the a winery. I had spoken to the lady at the winery about 10 times on the phone by now so as we entered the boutique at this winery, I approached the woman behind the counter and asked if we were at the right place. I took her look of confusion to mean no. But she offered us a free wine tasting, and who can say no to that – I mean really? So 25 dollars lighter and a bottle of Port heavier, we left to find the Groupon winery with clear directions from the lady (who was apparently from Geneva) at the first place.
We managed to get there without much more confusion, and were finally able to enjoy our Groupon-bought wine tasting and complimentary bottles of wine. Quebec is actually famous for their ice wines (most of their regular wines, to put it bluntly, are awful), so we went home with a couple bottles of delicious dessert wines.
Afterwards we headed to “Old Bromont” and had lunch on a beautiful terasse before checking out the adjoining Chocolate Museum. They had dozens of types of chocolate from all over the world. There was even a picture made entirely from chocolate! We did our best to avoid anymore detours and were (finally) on our way to Quebec City!
Thanks to Kim for the pictures!
I am finally on the road and have officially said goodbye to Montreal and my friends there. Before I start off on my adventures in Quebec City, I thought I’d do a post about working through my Montreal bucket list. Unfortunately, I didn’t get to complete everything on the list, but I guess that means I shall just have to come back soon!
What became one of my favorite places in Montreal, the Botanical Gardens, I actually visited a few times since my resolution to check it out. I loved the Japanese and Chinese Gardens and even walked all the way up to the “Tree House” which, much to our dismay, was just a museum about trees and not something built by the Swiss Family Robinson. My friend Sung visited me halfway through August and accompanied me to the garden, where we found an exhibit of artwork by Taiwanese sculptor Ju Ming. The sign mentioned there were 12 pieces in total, each displaying a person performing a different Tai Chi move. Sung and I decided to try to find them and create our best imitation of their poses. Check out some of our attempts below.
Unfortunately, we were unable to find all 12 of them. Granted, we didn’t exactly search for them, but we were a little disappointed nonetheless.
Strangely enough, when I on the way to spa Bota Bota with my friend Kim for two-for-one-Tuesdays, we came across another four statues that had to be by the same artist. Funny thing is, they weren’t anywhere near the Botanical Gardens! They were actually in a little park in the Old Port.

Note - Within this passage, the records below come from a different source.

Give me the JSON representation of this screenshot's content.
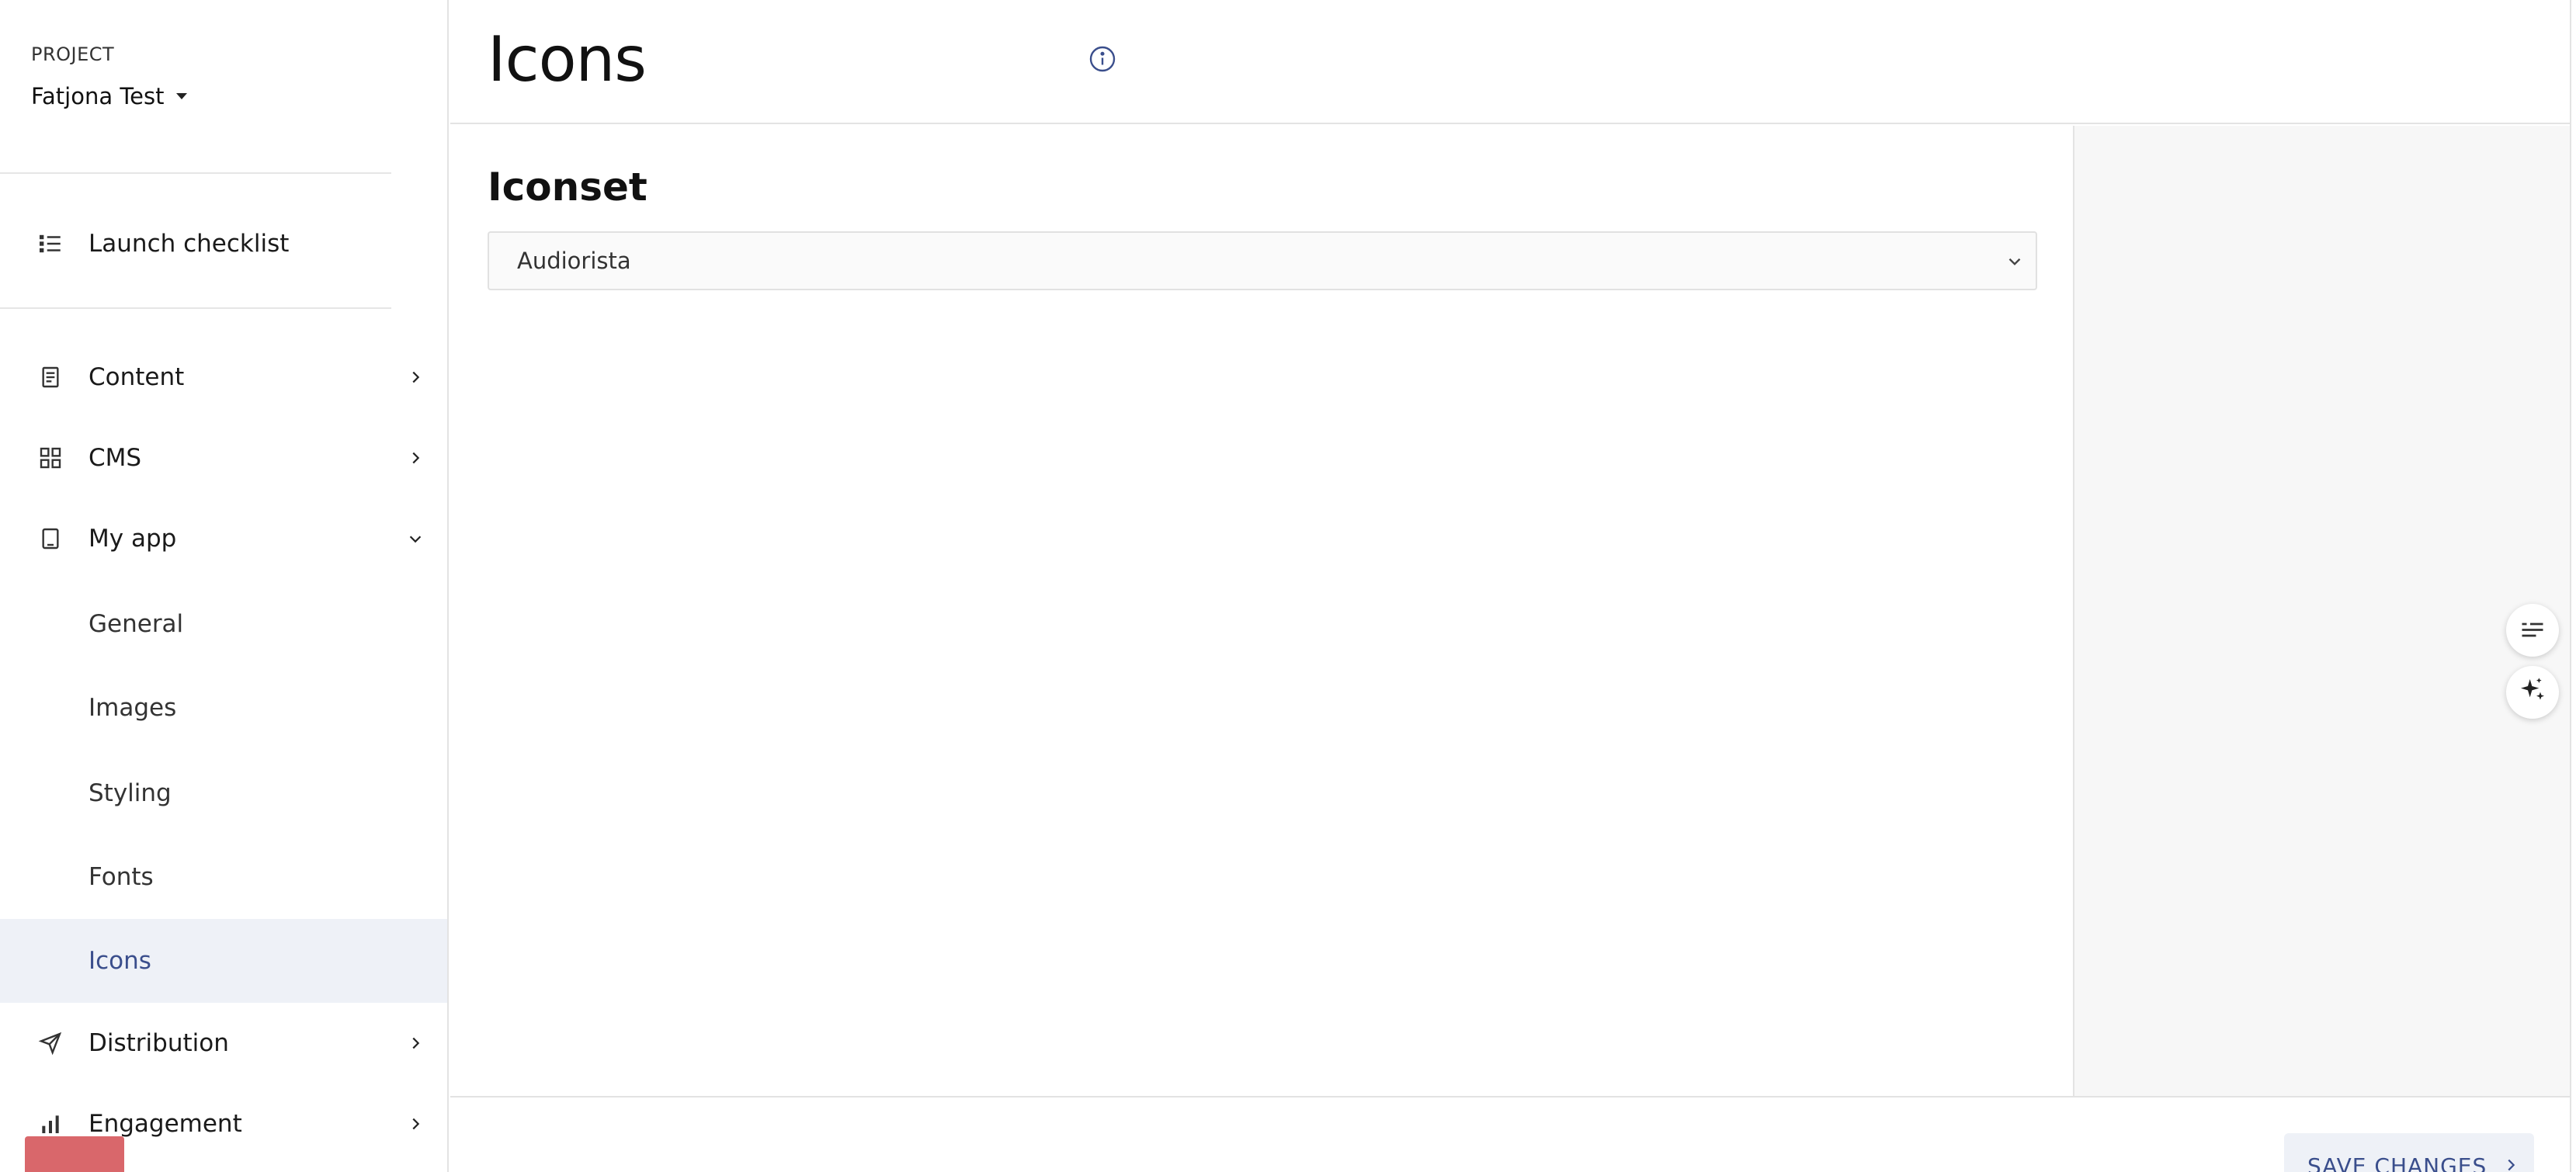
{
  "project": {
    "label": "PROJECT",
    "name": "Fatjona Test"
  },
  "sidebar": {
    "checklist": {
      "label": "Launch checklist",
      "icon": "list-icon"
    },
    "items": [
      {
        "label": "Content",
        "icon": "document-icon",
        "state": "collapsed"
      },
      {
        "label": "CMS",
        "icon": "grid-icon",
        "state": "collapsed"
      },
      {
        "label": "My app",
        "icon": "tablet-icon",
        "state": "expanded"
      }
    ],
    "subitems": [
      {
        "label": "General"
      },
      {
        "label": "Images"
      },
      {
        "label": "Styling"
      },
      {
        "label": "Fonts"
      },
      {
        "label": "Icons",
        "active": true
      }
    ],
    "bottom_items": [
      {
        "label": "Distribution",
        "icon": "send-icon",
        "state": "collapsed"
      },
      {
        "label": "Engagement",
        "icon": "bar-chart-icon",
        "state": "collapsed"
      }
    ]
  },
  "header": {
    "title": "Icons"
  },
  "main": {
    "section_title": "Iconset",
    "iconset_select": {
      "value": "Audiorista"
    }
  },
  "footer": {
    "save_label": "SAVE CHANGES"
  },
  "colors": {
    "accent": "#3a4e8c",
    "active_bg": "#eef1f7",
    "panel_bg": "#f7f7f7",
    "border": "#e3e3e3",
    "red_block": "#d9676b"
  }
}
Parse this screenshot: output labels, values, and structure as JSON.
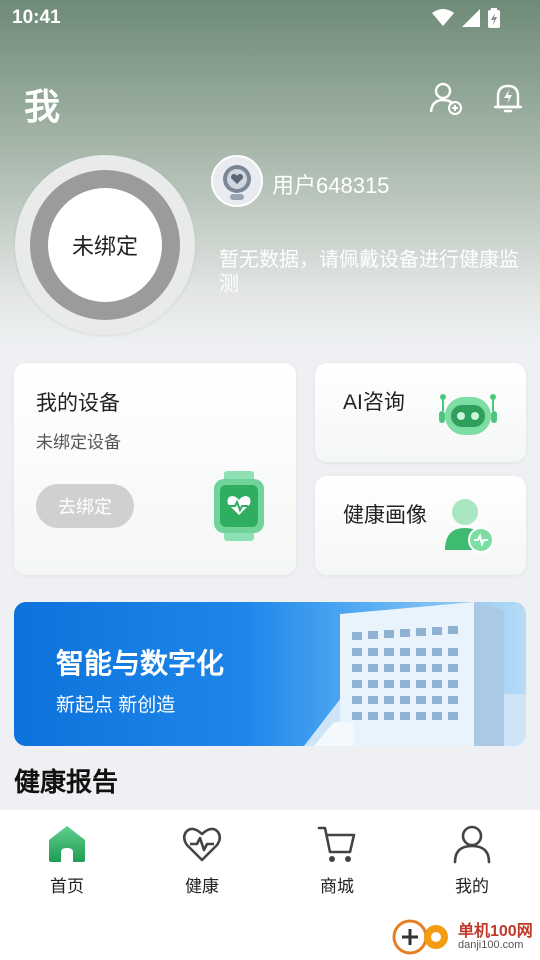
{
  "status_bar": {
    "time": "10:41"
  },
  "header": {
    "title": "我"
  },
  "device_ring": {
    "label": "未绑定"
  },
  "profile": {
    "username": "用户648315",
    "message": "暂无数据，请佩戴设备进行健康监测"
  },
  "cards": {
    "my_device": {
      "title": "我的设备",
      "subtitle": "未绑定设备",
      "button": "去绑定"
    },
    "ai_consult": {
      "title": "AI咨询"
    },
    "health_profile": {
      "title": "健康画像"
    }
  },
  "banner": {
    "title": "智能与数字化",
    "subtitle": "新起点 新创造"
  },
  "section": {
    "health_report": "健康报告"
  },
  "bottom_nav": [
    {
      "label": "首页",
      "icon": "home-icon",
      "active": true
    },
    {
      "label": "健康",
      "icon": "heart-pulse-icon",
      "active": false
    },
    {
      "label": "商城",
      "icon": "cart-icon",
      "active": false
    },
    {
      "label": "我的",
      "icon": "person-icon",
      "active": false
    }
  ],
  "watermark": {
    "name": "单机100网",
    "url": "danji100.com"
  },
  "colors": {
    "accent_green": "#2fae62",
    "banner_blue": "#0d73dc"
  }
}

Just another beautiful day in the Old Port on the way to the spa…
…mimicking statues’ tai chi poses, as you do…
…doing my best not to fall over…
I’m not sure if these are four additional statues, or just the four that seemed to be missing in the gardens. Regardless, they were pretty cool.
I also completed a few other things on my list – among them trying the flying trapeze, checking out the cemeteries (pics below), and attending the Jean Paul Gaultier exhibit at the Musée des Beaux Arts (I’ll be posting something more extensive on this as soon as my camera starts functioning properly again and I can upload the pics).
At the cemetery, Kim and I encountered a very nice security guard who gave us a ride to the bathrooms down the hill (“didn’t your parents tell you never to get in a car with strangers?” he said) and pointed out the oldest, most interesting parts of the place. People here are so nice!
Kim and I noticed a trend: headstones that are also benches. Personally, I think it’s quite nice. If you’re going to come spend a quiet moment with a family member, may as well have somewhere to rest while you’re there, right? Ok, maybe it’s creepy, idunno…
After the cemetery, we checked out the view of the city from the Observatoire (and later from the Summit in Westmount). Will post more pictures later if I get around to it.
Check back in a day or so for more updates on my travels! Will likely write more on Mtl Bucket list, then Quebec City, then Maine, etc… I have also started a new tumblr: “Read the Sign”. It’s a photo blog of funny, stupid, or ridiculous signs (mostly road signs) that I’ve seen out and about. You can follow those updates here.